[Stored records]
======

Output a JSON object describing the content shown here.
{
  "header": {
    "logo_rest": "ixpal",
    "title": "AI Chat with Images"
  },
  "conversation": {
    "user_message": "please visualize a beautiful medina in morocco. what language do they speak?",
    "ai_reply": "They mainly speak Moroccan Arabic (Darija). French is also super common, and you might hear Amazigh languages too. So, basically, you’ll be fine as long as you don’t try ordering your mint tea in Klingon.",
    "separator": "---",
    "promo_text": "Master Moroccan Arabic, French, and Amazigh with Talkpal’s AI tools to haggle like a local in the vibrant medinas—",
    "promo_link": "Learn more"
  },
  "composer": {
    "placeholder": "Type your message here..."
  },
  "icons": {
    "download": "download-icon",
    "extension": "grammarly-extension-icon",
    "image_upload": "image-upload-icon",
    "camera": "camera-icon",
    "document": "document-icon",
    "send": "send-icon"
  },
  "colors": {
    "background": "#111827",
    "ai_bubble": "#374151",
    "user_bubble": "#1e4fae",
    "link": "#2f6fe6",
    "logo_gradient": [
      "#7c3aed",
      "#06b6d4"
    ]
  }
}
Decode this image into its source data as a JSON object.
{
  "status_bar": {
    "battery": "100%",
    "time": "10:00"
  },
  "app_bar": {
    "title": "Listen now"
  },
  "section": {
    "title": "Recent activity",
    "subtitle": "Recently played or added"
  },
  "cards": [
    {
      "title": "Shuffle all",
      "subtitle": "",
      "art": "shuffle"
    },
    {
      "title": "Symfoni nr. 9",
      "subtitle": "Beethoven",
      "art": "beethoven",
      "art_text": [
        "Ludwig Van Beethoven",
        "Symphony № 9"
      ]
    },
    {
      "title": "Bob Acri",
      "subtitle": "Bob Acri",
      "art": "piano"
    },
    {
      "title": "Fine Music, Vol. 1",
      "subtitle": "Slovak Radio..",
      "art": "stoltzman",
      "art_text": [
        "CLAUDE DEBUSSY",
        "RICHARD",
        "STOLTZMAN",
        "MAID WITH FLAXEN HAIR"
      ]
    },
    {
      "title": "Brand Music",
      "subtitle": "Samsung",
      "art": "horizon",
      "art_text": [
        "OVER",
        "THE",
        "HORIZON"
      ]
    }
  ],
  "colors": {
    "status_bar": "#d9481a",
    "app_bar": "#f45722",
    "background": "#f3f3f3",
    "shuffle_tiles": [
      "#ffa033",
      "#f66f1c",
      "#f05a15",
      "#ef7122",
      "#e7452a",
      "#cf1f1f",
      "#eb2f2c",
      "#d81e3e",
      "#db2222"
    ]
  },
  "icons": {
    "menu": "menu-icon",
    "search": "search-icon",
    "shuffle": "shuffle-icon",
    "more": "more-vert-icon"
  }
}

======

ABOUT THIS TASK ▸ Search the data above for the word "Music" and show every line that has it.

OUTPUT BELOW ▸
      "title": "Fine Music, Vol. 1",
      "title": "Brand Music",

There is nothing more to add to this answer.